**PROBLEM DETAILS**
Scan the entries below. List each line with "icon".

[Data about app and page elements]
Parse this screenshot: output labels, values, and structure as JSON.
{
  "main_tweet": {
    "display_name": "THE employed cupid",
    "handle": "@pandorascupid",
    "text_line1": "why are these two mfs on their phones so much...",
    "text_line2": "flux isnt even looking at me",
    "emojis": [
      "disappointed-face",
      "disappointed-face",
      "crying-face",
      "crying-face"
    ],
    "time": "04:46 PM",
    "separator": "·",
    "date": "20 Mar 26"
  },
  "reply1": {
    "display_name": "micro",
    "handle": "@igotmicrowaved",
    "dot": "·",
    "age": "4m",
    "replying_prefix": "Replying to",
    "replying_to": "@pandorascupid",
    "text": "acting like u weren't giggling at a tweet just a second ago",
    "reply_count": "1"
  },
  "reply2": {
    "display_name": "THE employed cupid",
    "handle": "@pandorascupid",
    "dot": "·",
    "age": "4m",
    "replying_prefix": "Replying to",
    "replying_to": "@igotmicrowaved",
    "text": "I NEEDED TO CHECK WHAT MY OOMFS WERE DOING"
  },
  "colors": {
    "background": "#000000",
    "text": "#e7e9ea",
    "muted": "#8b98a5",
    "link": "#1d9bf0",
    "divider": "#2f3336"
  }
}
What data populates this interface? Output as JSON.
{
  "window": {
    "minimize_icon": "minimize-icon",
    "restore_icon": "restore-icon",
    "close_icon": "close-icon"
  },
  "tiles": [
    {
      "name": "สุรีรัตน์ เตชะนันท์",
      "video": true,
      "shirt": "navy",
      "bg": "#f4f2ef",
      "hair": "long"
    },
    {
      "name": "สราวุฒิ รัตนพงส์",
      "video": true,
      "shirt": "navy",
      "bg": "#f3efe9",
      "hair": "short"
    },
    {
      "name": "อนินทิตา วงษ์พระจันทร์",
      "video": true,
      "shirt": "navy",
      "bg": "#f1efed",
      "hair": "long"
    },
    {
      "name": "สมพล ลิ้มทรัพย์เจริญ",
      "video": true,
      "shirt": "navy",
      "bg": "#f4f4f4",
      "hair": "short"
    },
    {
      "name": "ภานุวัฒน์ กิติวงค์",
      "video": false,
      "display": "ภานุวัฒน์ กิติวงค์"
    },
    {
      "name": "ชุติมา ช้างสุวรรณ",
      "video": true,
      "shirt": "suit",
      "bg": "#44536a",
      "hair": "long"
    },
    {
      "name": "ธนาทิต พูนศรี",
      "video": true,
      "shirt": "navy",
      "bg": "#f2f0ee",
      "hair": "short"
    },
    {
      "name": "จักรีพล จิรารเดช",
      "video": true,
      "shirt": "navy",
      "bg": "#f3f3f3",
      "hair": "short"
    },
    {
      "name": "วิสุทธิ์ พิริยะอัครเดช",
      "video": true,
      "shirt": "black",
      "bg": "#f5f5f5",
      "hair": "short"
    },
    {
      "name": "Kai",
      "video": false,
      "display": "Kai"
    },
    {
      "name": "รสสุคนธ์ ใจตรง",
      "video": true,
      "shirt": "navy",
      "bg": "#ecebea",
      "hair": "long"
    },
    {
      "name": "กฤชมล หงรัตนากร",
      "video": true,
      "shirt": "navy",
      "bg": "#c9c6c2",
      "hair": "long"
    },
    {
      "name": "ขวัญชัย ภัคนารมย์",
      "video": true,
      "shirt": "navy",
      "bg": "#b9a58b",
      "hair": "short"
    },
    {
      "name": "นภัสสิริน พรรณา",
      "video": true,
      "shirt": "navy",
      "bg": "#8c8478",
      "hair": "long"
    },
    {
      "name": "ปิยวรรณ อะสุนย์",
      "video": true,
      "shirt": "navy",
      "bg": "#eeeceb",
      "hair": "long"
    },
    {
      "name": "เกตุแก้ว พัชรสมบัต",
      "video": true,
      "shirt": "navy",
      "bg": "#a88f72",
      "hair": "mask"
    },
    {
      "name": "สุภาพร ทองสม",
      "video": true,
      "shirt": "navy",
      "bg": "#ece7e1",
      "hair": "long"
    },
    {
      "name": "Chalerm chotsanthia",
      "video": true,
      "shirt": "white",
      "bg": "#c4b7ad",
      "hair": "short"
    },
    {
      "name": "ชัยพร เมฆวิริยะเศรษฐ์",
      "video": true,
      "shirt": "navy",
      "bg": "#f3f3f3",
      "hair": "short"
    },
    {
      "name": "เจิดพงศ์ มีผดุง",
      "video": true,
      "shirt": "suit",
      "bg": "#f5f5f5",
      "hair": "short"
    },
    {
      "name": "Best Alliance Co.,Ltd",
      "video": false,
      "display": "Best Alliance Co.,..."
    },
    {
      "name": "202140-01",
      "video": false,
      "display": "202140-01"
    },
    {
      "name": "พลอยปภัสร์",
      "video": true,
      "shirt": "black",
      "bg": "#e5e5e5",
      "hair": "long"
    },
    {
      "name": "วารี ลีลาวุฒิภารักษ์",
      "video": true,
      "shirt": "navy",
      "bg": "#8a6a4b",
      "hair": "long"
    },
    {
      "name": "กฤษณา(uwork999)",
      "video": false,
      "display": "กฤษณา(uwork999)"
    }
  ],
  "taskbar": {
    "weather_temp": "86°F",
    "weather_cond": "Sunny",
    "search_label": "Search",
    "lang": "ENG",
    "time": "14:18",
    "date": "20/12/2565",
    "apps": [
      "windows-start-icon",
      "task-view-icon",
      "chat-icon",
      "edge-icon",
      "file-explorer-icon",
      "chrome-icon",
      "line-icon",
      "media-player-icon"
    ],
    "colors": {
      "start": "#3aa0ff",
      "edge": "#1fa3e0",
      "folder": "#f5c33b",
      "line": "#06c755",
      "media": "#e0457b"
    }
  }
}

**TASK OUTPUT**
    "minimize_icon": "minimize-icon",
    "restore_icon": "restore-icon",
    "close_icon": "close-icon"
      "windows-start-icon",
      "task-view-icon",
      "chat-icon",
      "edge-icon",
      "file-explorer-icon",
      "chrome-icon",
      "line-icon",
      "media-player-icon"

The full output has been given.